Patricia “Shannen” Davis likens service on Community Council 11 to “Civics 101 on the front lines.”
Twice-elected as chair of West Kendall’s local Zoning Appeals Board, Davis, at the outset of a new year weighing issues that change the community’s landscape, also believes incorporation of Kendall is not likely to occur soon.
“Even the charrette study Community Council 11 voted for will probably need some private source of financing to become a reality,” said the 64-year-old social worker and mother of two sons, now well experienced in community development and growth issues.
Since 2006, Davis has served on the council in its first and only “at large” seat, three years later succeeding Domingo Castillo who retired from the council in 2009 without seeking reelection.
“During the ’80s and ’90s, Kendall was growing by leaps and bounds,” recalled Davis, a native Miamian with a Master of Arts degree in sociology from Barry University.
Described as a bedroom community, West Kendall particularly attracted families seeking large homes, new schools, some greenery and local services.
“Our area became a major tax contributor to the county, but in return, we really have received few services back.”
Davis said that was her motivation to begin speaking publicly for the need for incorporation that has now largely been stifled by economic priorities of current times.
“Unfortunately, our area has been hit hard by the housing crisis and revenues are down,” she said. “The sort of study to address the possibilities would need to be privately financed through some sort of incorporated planning committee. And I don’t see that happening in the next couple of years.”
At the last non-zoning meeting conducted since the county did away with the sessions, Council 11 asked for a charrette for a proposed center of West Kendall to provide guidelines for its future growth.
The boundaries were a one-mile circle radiating from the intersection of SW 137th Avenue and Kendall Drive, lengthened south to include SW 120th Street.
Although Davis voted with a majority for the study, she said a single focus on a center for Kendall “doesn’t make sense when you are trying to explain an area from Bird Road to Quail Roost Drive between the turnpike and Krome Avenue.
“A charrette only covers one square mile of that area. Charrettes cost about $80,000 so in a time when services and jobs are being cut it is an unlikely expenditure,” she advised.
“Since developers have done all sorts of research on our area, wouldn’t it be wonderful if we could acquire and filter those existing studies?”
It was a question she asked with a diplomatic touch that may come from Davis’ career in social causes.
A certified addictions professional, today she works for Spectrum Programs/Miami in behavioral health and family intervention services.
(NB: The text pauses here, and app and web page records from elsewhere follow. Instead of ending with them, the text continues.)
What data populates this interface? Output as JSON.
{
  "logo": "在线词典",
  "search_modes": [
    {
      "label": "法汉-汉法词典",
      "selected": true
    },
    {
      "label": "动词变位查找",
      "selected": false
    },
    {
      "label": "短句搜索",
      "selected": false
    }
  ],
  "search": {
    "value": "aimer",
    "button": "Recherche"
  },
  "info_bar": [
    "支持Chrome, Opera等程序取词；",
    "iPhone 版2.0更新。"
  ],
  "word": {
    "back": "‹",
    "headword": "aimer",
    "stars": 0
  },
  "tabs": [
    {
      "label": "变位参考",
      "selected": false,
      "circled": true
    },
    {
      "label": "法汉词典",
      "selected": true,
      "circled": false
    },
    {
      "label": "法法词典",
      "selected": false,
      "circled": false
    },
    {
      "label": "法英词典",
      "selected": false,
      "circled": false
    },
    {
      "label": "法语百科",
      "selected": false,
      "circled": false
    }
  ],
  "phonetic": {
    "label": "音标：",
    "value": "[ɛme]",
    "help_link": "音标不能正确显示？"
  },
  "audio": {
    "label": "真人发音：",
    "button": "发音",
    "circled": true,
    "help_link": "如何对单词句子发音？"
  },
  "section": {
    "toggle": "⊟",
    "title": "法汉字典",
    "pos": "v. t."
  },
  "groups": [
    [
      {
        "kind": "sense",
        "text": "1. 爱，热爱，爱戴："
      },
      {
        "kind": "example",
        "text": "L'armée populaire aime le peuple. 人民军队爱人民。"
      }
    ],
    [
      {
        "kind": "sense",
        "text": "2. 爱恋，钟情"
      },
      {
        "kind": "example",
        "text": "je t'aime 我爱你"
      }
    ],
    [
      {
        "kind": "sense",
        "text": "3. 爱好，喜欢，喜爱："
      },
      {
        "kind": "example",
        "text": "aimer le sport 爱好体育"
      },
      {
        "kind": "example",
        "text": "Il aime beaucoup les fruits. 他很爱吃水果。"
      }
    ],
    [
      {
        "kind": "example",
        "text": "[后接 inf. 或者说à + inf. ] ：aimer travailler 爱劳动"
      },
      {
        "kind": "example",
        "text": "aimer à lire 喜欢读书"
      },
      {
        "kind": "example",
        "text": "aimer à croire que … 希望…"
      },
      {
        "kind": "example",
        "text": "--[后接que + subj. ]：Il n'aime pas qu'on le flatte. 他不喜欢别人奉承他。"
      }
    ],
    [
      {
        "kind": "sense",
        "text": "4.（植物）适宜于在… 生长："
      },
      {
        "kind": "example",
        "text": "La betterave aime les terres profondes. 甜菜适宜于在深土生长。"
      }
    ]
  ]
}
She has managed cases for Dependency Court and facilitated groups in “batterment” intervention, anger management, DUI and substance abuse.
She once served as an assessor and facilitator for Lifeline of Miami and has a business background in financial management as well as both creative director and writer for an advertising agency.
“My goal as council chair has been to present a welcoming demeanor and tempo,” she stated. “Some extra control is required when things get heated so I have tried very hard to stay fair and impartial.”
Davis won nearly 60 percent of the total votes cast in an August primary vote with a count of 7,080 to newcomer John P. Arrien’s 4,751. She pointed out that her most recent victory saw “support from some folks whose applications I have voted against.”
A resident of the Forrest Lakes area of West Kendall, Davis said the use of her nickname, Shannen, came in the 1970s when “several teenaged friends on Miami Beach were changing their names to find their ‘true selves’ and not liking our bequeathed monikers.
“I picked ‘Shannen’ and since we all kept hanging around together, the nickname stuck — but I always answer to both [Patricia and Shannen].”
What does she look forward to in 2011?
“It’s a shame the non-zoning meetings ended,” she said. “l hope Commissioner [Joe] Martinez steps up soon to hold a town hall meeting out of his budget. Some others have done so.”
As for her work with the Zoning Board, she said, “None of us will get rich in our jobs but all of us choose to serve our community in as many ways as possible. We’re open-minded and everyone gets heard.
“I believe we represent smart growth, jobs, preservation of resources and striking a balance between the right of individuals who own land and the overall good of the community.”